Nursing homes are expensive. Medicare may cover some of the costs, like short-term care or rehab that's needed after a hospital stay. But you can't rely on it for the long term.

"Many people do not realize that Medicare doesn't pay for nursing home care indefinitely," says Chris Herman, MSW, LICSW, an eldercare expert at the National Association of Social Workers.

If Medicare funding and your loved one's own savings start to run out, Medicaid may help. That's a government program that helps provide health coverage if you have a low income.

Most nursing homes accept both Medicare and Medicaid. Before your loved one moves in, check to see that it takes payments from both.

How to Make It Work

You can do things to make sure your loved one is getting the care he needs:

Visit often. You should also ask friends and relatives to do the same.

Get to know the staff. Share with them what you know about your loved one, such as what he likes and doesn't like. If he prefers a certain daily routine, ask the staff to help provide it.

Pay attention. Check your loved one's care plan, and make sure everyone is following it. If you see something you don't like, speak up. Ask for a meeting to discuss your concerns.

Get involved. Go to family meetings if they're offered.

Keep up with regulations. Check in with your local ombudsman to make sure the nursing home is following all the latest rules.

Document everything. Note any problems that come up. Include dates, times, and the names of people who were involved. This will be helpful if you decide to file a complaint.

Lose the guilt. Remember that you're giving your loved one the best possible care.
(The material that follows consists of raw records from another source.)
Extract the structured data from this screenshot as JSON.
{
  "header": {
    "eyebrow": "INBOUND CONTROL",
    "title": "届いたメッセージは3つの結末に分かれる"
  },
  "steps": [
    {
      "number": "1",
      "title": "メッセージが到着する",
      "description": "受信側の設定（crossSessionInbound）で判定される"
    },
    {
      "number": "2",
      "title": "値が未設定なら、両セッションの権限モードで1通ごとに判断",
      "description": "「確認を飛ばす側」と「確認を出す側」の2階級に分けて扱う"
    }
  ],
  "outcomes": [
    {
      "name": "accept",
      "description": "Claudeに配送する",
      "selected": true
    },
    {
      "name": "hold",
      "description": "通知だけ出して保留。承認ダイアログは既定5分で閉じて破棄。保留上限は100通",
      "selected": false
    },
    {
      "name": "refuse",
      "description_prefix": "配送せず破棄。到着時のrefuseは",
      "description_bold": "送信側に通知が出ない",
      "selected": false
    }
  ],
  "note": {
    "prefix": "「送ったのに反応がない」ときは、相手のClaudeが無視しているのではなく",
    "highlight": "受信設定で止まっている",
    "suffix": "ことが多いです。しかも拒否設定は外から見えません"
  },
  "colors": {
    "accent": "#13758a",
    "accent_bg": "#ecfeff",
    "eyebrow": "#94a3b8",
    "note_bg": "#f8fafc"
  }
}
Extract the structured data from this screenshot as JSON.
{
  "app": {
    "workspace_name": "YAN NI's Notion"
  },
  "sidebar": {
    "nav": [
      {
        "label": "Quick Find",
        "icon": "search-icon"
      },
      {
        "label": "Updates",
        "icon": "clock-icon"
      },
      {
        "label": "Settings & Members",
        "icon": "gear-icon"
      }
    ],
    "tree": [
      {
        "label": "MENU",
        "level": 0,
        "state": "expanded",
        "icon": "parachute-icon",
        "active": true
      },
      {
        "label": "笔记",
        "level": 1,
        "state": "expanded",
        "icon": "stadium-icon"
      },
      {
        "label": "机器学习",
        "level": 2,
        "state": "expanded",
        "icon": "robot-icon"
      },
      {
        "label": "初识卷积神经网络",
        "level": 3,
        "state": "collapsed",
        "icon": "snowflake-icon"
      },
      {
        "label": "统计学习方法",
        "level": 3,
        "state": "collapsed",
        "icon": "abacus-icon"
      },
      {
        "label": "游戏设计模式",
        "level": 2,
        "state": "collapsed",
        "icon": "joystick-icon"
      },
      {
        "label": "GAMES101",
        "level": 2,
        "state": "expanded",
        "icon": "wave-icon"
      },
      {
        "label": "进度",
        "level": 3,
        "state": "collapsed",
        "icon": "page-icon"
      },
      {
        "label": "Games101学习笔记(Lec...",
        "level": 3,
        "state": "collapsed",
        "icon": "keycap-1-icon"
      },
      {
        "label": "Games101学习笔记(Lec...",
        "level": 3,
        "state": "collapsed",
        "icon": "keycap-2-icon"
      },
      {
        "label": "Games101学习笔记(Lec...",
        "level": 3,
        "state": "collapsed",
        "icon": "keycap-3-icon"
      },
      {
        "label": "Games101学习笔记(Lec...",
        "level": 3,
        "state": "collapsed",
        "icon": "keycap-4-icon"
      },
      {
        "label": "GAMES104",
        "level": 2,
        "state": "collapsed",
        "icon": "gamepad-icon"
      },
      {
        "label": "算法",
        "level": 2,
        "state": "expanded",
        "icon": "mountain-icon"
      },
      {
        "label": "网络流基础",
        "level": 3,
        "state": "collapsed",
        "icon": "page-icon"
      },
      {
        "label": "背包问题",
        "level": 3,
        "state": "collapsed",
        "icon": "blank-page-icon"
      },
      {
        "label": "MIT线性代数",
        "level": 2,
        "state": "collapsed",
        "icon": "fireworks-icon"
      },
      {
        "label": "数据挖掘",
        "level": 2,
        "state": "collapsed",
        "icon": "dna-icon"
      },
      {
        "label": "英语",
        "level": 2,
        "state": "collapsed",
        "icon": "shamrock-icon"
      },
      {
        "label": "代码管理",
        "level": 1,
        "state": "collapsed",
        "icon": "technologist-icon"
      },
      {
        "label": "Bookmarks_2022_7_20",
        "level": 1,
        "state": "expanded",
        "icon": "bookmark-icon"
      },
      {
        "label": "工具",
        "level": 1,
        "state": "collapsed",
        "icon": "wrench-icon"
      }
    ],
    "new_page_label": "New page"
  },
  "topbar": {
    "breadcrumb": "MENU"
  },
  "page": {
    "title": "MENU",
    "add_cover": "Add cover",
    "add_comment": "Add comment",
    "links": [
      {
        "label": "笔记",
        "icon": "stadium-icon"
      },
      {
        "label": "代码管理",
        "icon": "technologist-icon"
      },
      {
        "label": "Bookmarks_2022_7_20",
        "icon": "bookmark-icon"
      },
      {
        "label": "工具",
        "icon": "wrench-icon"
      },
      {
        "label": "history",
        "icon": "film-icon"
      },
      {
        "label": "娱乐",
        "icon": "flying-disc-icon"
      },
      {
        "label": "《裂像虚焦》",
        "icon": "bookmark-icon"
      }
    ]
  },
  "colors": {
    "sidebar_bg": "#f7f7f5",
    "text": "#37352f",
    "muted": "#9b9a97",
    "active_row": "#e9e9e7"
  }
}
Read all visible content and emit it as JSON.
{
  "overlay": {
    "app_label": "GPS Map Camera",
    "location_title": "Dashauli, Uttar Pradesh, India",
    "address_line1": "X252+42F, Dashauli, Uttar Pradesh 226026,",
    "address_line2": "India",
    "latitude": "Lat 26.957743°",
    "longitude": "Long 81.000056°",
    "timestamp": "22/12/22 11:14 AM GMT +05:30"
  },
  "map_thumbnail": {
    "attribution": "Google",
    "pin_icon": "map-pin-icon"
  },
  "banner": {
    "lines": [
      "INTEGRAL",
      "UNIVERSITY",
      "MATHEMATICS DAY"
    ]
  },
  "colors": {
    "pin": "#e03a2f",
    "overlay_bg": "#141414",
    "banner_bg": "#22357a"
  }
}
"Moving elderly parents -- out of love and safety -- is not a denial of duty," says Barbara McVicker, an eldercare expert and host of the PBS television special Stuck in the Middle: Caring for Mom and Dad.